● **Exercise**:
Bring together every line in the data that includes "screenshot".

-------------------------

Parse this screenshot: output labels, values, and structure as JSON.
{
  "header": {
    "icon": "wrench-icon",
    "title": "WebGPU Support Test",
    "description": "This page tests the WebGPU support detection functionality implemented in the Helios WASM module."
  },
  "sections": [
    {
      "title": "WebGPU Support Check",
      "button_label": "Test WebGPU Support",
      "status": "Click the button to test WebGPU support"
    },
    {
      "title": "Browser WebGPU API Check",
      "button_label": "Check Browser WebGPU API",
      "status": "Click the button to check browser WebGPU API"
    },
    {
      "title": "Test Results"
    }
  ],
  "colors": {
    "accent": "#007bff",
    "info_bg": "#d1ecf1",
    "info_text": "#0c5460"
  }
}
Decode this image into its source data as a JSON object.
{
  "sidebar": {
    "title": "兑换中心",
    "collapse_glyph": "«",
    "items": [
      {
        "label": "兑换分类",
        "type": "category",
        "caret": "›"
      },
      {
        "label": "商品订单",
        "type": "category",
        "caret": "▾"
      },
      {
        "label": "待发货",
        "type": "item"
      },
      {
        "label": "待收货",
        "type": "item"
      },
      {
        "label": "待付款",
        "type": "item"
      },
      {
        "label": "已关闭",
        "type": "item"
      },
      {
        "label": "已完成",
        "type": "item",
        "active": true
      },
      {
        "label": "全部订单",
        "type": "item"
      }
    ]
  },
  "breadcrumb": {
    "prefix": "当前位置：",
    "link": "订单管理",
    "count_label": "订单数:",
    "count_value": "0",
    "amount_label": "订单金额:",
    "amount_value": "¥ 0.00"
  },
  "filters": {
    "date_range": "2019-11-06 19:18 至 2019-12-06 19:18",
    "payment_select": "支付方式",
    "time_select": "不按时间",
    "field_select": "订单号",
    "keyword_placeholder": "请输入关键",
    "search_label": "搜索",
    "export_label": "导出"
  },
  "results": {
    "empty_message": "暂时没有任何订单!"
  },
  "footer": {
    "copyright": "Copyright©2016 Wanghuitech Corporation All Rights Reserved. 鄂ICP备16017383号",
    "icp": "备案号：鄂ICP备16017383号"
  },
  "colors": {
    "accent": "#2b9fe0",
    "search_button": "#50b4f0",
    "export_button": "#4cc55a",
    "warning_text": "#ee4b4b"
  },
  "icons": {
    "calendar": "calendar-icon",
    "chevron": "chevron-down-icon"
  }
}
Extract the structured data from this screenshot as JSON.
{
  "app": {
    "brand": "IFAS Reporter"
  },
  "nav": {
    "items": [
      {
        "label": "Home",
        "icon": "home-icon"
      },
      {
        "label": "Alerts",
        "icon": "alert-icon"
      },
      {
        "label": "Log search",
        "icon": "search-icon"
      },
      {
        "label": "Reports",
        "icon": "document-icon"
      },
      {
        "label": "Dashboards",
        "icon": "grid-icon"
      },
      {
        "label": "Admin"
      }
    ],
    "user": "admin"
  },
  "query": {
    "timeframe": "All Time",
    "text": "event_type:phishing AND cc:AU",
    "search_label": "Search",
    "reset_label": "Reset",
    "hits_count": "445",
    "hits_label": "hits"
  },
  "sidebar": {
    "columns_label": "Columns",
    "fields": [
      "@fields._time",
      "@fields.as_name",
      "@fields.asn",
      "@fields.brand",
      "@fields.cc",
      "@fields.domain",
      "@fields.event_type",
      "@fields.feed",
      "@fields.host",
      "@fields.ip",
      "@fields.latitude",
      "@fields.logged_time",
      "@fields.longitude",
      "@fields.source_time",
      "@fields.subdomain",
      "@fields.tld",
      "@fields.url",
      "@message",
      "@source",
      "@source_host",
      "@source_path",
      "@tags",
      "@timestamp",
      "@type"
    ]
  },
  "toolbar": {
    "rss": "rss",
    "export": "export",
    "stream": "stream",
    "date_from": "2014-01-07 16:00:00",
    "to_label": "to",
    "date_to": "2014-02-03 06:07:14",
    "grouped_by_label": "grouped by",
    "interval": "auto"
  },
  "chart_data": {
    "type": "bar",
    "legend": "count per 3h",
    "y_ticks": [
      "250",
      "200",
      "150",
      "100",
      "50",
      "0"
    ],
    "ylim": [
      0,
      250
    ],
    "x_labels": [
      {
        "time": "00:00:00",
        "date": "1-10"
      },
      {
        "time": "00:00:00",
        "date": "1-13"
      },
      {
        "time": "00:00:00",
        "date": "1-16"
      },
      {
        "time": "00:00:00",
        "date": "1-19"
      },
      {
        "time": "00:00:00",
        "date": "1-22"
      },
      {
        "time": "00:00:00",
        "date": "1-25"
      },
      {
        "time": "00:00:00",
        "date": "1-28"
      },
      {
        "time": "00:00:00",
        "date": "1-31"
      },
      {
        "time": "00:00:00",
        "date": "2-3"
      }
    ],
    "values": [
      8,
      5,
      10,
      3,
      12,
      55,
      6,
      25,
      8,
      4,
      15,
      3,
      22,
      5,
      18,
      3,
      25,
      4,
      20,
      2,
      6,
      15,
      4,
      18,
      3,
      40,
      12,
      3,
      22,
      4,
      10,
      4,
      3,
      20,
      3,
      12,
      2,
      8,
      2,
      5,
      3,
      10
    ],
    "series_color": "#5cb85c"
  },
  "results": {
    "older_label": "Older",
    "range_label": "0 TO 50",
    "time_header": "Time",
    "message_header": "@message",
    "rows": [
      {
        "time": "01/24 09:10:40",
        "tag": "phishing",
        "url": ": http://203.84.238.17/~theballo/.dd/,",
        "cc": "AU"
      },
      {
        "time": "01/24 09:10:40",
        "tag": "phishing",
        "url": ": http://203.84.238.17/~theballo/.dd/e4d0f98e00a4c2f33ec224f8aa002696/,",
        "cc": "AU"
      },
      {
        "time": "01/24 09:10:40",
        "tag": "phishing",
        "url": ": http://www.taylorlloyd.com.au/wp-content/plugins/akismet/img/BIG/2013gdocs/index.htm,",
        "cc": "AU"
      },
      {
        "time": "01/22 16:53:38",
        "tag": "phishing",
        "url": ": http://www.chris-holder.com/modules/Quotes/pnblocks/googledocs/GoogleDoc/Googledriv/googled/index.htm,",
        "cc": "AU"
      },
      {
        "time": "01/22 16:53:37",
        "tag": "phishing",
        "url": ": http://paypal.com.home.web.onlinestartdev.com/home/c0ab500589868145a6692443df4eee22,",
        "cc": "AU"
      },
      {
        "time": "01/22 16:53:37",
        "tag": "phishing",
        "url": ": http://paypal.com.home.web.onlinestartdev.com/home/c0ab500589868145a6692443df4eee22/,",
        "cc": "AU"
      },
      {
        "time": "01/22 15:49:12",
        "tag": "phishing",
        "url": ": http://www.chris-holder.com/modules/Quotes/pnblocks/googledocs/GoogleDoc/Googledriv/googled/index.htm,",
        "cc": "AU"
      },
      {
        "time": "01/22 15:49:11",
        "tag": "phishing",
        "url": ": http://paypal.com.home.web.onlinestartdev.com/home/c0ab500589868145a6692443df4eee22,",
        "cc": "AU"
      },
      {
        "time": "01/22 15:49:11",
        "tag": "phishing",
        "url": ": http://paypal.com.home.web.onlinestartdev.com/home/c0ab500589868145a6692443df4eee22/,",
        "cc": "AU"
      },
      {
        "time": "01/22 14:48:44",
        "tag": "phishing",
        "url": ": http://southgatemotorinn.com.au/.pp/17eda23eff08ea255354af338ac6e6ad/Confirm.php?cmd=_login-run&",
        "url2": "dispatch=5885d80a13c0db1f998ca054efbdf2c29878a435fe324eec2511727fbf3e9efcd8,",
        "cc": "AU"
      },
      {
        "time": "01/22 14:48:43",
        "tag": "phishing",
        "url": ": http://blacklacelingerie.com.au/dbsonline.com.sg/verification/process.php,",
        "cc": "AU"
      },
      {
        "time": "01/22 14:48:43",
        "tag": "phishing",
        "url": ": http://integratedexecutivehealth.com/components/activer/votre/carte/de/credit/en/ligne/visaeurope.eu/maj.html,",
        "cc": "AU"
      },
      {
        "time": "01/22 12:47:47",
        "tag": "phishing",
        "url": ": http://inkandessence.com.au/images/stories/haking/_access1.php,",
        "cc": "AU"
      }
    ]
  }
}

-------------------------

● **Exercise response**:
Parse this screenshot: output labels, values, and structure as JSON.
Extract the structured data from this screenshot as JSON.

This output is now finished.